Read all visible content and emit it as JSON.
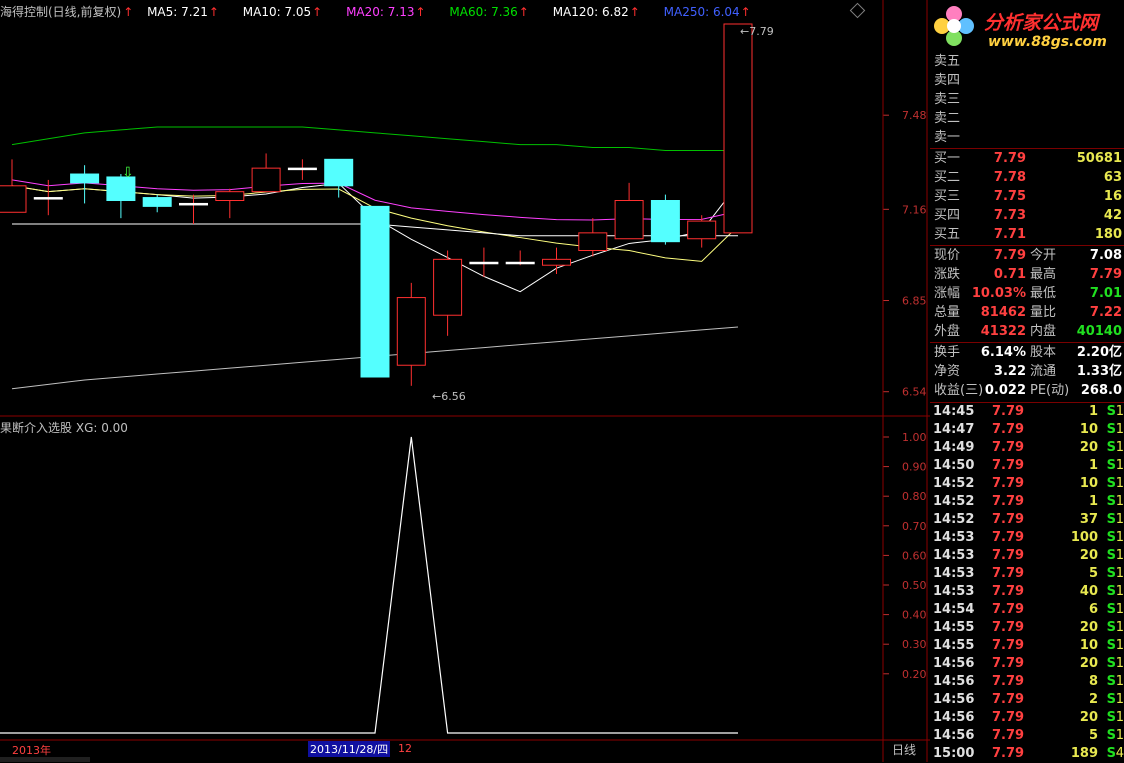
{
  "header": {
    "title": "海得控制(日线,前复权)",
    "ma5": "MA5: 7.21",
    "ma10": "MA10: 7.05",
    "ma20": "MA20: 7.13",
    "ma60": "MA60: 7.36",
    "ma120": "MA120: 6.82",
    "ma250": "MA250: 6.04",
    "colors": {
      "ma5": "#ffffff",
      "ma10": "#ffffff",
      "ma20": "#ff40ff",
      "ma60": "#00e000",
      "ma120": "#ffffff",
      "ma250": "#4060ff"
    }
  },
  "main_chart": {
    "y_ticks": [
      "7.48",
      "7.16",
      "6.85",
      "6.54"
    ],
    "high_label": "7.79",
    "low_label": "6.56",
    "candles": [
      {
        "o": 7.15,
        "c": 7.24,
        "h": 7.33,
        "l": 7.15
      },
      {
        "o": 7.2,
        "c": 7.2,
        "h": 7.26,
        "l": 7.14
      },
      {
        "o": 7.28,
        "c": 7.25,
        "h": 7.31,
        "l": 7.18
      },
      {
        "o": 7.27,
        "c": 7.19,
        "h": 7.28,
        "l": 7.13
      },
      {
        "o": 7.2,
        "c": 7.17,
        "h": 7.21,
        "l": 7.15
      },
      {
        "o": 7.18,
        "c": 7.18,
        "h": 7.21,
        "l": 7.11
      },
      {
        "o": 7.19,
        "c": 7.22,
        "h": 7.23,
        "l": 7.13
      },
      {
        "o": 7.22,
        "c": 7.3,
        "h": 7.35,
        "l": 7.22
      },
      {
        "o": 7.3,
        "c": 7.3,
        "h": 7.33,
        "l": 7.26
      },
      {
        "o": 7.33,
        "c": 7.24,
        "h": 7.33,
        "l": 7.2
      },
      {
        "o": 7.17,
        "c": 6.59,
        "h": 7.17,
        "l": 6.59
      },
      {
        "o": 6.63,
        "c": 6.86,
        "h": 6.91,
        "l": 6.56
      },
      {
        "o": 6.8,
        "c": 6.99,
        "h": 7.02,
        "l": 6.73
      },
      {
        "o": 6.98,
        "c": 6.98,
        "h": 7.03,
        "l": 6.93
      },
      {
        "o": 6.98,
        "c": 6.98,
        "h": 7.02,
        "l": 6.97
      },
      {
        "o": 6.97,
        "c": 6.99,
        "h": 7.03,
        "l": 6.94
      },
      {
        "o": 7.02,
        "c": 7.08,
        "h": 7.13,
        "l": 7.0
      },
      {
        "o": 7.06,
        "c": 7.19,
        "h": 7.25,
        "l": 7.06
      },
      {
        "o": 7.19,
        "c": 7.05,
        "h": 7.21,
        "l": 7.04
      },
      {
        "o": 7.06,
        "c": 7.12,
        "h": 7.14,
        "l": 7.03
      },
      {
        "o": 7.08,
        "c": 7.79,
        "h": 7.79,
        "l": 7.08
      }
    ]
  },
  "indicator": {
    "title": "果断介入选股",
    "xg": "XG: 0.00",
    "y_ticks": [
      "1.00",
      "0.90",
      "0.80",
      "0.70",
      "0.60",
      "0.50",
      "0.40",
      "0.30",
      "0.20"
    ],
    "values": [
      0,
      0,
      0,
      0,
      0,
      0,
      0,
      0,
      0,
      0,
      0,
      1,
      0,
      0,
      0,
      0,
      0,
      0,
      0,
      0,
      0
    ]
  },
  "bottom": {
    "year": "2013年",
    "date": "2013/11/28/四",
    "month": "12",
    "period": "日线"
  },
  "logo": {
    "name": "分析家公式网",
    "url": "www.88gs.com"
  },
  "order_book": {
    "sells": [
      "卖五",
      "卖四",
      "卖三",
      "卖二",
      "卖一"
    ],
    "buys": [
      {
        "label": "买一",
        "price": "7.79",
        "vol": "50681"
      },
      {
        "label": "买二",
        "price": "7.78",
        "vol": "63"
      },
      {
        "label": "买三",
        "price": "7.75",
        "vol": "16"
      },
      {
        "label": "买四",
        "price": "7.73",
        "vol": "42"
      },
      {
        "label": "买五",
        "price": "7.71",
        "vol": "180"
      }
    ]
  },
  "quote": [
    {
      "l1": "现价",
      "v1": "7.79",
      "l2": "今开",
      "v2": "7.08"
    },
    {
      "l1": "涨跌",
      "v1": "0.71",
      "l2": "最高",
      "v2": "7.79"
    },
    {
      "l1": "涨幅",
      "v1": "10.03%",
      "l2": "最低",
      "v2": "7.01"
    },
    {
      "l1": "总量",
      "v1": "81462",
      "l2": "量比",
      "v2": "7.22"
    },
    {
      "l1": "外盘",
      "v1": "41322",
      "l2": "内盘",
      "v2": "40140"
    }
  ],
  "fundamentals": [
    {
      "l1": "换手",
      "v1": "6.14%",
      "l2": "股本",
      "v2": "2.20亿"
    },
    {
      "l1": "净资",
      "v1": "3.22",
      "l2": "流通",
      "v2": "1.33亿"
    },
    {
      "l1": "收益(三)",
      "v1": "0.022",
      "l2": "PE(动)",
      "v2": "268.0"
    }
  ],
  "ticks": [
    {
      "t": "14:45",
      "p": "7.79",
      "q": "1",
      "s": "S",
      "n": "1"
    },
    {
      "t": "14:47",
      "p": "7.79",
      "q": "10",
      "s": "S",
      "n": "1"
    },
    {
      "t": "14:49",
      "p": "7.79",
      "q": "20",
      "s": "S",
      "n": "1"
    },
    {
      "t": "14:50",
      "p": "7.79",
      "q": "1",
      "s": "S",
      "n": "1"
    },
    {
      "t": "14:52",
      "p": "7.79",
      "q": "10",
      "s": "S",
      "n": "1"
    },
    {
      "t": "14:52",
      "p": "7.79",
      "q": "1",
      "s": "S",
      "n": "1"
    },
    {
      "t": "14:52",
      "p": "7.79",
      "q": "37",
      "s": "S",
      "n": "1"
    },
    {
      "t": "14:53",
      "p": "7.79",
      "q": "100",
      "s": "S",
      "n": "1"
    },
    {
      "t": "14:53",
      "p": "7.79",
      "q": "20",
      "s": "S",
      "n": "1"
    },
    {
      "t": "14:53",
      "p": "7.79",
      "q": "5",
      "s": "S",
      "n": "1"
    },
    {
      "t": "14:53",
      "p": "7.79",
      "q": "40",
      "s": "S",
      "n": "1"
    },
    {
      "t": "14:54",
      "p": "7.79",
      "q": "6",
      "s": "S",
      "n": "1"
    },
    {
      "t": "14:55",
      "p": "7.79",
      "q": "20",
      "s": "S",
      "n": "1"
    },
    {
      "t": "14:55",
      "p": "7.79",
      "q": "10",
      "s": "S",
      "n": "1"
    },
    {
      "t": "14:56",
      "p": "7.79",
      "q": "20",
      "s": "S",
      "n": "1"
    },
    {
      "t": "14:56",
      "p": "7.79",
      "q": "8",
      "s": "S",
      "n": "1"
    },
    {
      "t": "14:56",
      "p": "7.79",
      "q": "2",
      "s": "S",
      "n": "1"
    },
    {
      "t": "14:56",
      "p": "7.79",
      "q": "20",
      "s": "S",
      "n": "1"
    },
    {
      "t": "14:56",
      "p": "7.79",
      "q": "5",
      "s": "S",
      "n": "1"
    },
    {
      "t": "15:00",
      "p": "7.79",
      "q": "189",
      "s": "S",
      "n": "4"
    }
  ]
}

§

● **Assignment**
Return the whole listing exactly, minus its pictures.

● **Reply**
Read all visible content and emit it as JSON.
{
  "header": {
    "title": "海得控制(日线,前复权)",
    "ma5": "MA5: 7.21",
    "ma10": "MA10: 7.05",
    "ma20": "MA20: 7.13",
    "ma60": "MA60: 7.36",
    "ma120": "MA120: 6.82",
    "ma250": "MA250: 6.04",
    "colors": {
      "ma5": "#ffffff",
      "ma10": "#ffffff",
      "ma20": "#ff40ff",
      "ma60": "#00e000",
      "ma120": "#ffffff",
      "ma250": "#4060ff"
    }
  },
  "main_chart": {
    "y_ticks": [
      "7.48",
      "7.16",
      "6.85",
      "6.54"
    ],
    "high_label": "7.79",
    "low_label": "6.56",
    "candles": [
      {
        "o": 7.15,
        "c": 7.24,
        "h": 7.33,
        "l": 7.15
      },
      {
        "o": 7.2,
        "c": 7.2,
        "h": 7.26,
        "l": 7.14
      },
      {
        "o": 7.28,
        "c": 7.25,
        "h": 7.31,
        "l": 7.18
      },
      {
        "o": 7.27,
        "c": 7.19,
        "h": 7.28,
        "l": 7.13
      },
      {
        "o": 7.2,
        "c": 7.17,
        "h": 7.21,
        "l": 7.15
      },
      {
        "o": 7.18,
        "c": 7.18,
        "h": 7.21,
        "l": 7.11
      },
      {
        "o": 7.19,
        "c": 7.22,
        "h": 7.23,
        "l": 7.13
      },
      {
        "o": 7.22,
        "c": 7.3,
        "h": 7.35,
        "l": 7.22
      },
      {
        "o": 7.3,
        "c": 7.3,
        "h": 7.33,
        "l": 7.26
      },
      {
        "o": 7.33,
        "c": 7.24,
        "h": 7.33,
        "l": 7.2
      },
      {
        "o": 7.17,
        "c": 6.59,
        "h": 7.17,
        "l": 6.59
      },
      {
        "o": 6.63,
        "c": 6.86,
        "h": 6.91,
        "l": 6.56
      },
      {
        "o": 6.8,
        "c": 6.99,
        "h": 7.02,
        "l": 6.73
      },
      {
        "o": 6.98,
        "c": 6.98,
        "h": 7.03,
        "l": 6.93
      },
      {
        "o": 6.98,
        "c": 6.98,
        "h": 7.02,
        "l": 6.97
      },
      {
        "o": 6.97,
        "c": 6.99,
        "h": 7.03,
        "l": 6.94
      },
      {
        "o": 7.02,
        "c": 7.08,
        "h": 7.13,
        "l": 7.0
      },
      {
        "o": 7.06,
        "c": 7.19,
        "h": 7.25,
        "l": 7.06
      },
      {
        "o": 7.19,
        "c": 7.05,
        "h": 7.21,
        "l": 7.04
      },
      {
        "o": 7.06,
        "c": 7.12,
        "h": 7.14,
        "l": 7.03
      },
      {
        "o": 7.08,
        "c": 7.79,
        "h": 7.79,
        "l": 7.08
      }
    ]
  },
  "indicator": {
    "title": "果断介入选股",
    "xg": "XG: 0.00",
    "y_ticks": [
      "1.00",
      "0.90",
      "0.80",
      "0.70",
      "0.60",
      "0.50",
      "0.40",
      "0.30",
      "0.20"
    ],
    "values": [
      0,
      0,
      0,
      0,
      0,
      0,
      0,
      0,
      0,
      0,
      0,
      1,
      0,
      0,
      0,
      0,
      0,
      0,
      0,
      0,
      0
    ]
  },
  "bottom": {
    "year": "2013年",
    "date": "2013/11/28/四",
    "month": "12",
    "period": "日线"
  },
  "logo": {
    "name": "分析家公式网",
    "url": "www.88gs.com"
  },
  "order_book": {
    "sells": [
      "卖五",
      "卖四",
      "卖三",
      "卖二",
      "卖一"
    ],
    "buys": [
      {
        "label": "买一",
        "price": "7.79",
        "vol": "50681"
      },
      {
        "label": "买二",
        "price": "7.78",
        "vol": "63"
      },
      {
        "label": "买三",
        "price": "7.75",
        "vol": "16"
      },
      {
        "label": "买四",
        "price": "7.73",
        "vol": "42"
      },
      {
        "label": "买五",
        "price": "7.71",
        "vol": "180"
      }
    ]
  },
  "quote": [
    {
      "l1": "现价",
      "v1": "7.79",
      "l2": "今开",
      "v2": "7.08"
    },
    {
      "l1": "涨跌",
      "v1": "0.71",
      "l2": "最高",
      "v2": "7.79"
    },
    {
      "l1": "涨幅",
      "v1": "10.03%",
      "l2": "最低",
      "v2": "7.01"
    },
    {
      "l1": "总量",
      "v1": "81462",
      "l2": "量比",
      "v2": "7.22"
    },
    {
      "l1": "外盘",
      "v1": "41322",
      "l2": "内盘",
      "v2": "40140"
    }
  ],
  "fundamentals": [
    {
      "l1": "换手",
      "v1": "6.14%",
      "l2": "股本",
      "v2": "2.20亿"
    },
    {
      "l1": "净资",
      "v1": "3.22",
      "l2": "流通",
      "v2": "1.33亿"
    },
    {
      "l1": "收益(三)",
      "v1": "0.022",
      "l2": "PE(动)",
      "v2": "268.0"
    }
  ],
  "ticks": [
    {
      "t": "14:45",
      "p": "7.79",
      "q": "1",
      "s": "S",
      "n": "1"
    },
    {
      "t": "14:47",
      "p": "7.79",
      "q": "10",
      "s": "S",
      "n": "1"
    },
    {
      "t": "14:49",
      "p": "7.79",
      "q": "20",
      "s": "S",
      "n": "1"
    },
    {
      "t": "14:50",
      "p": "7.79",
      "q": "1",
      "s": "S",
      "n": "1"
    },
    {
      "t": "14:52",
      "p": "7.79",
      "q": "10",
      "s": "S",
      "n": "1"
    },
    {
      "t": "14:52",
      "p": "7.79",
      "q": "1",
      "s": "S",
      "n": "1"
    },
    {
      "t": "14:52",
      "p": "7.79",
      "q": "37",
      "s": "S",
      "n": "1"
    },
    {
      "t": "14:53",
      "p": "7.79",
      "q": "100",
      "s": "S",
      "n": "1"
    },
    {
      "t": "14:53",
      "p": "7.79",
      "q": "20",
      "s": "S",
      "n": "1"
    },
    {
      "t": "14:53",
      "p": "7.79",
      "q": "5",
      "s": "S",
      "n": "1"
    },
    {
      "t": "14:53",
      "p": "7.79",
      "q": "40",
      "s": "S",
      "n": "1"
    },
    {
      "t": "14:54",
      "p": "7.79",
      "q": "6",
      "s": "S",
      "n": "1"
    },
    {
      "t": "14:55",
      "p": "7.79",
      "q": "20",
      "s": "S",
      "n": "1"
    },
    {
      "t": "14:55",
      "p": "7.79",
      "q": "10",
      "s": "S",
      "n": "1"
    },
    {
      "t": "14:56",
      "p": "7.79",
      "q": "20",
      "s": "S",
      "n": "1"
    },
    {
      "t": "14:56",
      "p": "7.79",
      "q": "8",
      "s": "S",
      "n": "1"
    },
    {
      "t": "14:56",
      "p": "7.79",
      "q": "2",
      "s": "S",
      "n": "1"
    },
    {
      "t": "14:56",
      "p": "7.79",
      "q": "20",
      "s": "S",
      "n": "1"
    },
    {
      "t": "14:56",
      "p": "7.79",
      "q": "5",
      "s": "S",
      "n": "1"
    },
    {
      "t": "15:00",
      "p": "7.79",
      "q": "189",
      "s": "S",
      "n": "4"
    }
  ]
}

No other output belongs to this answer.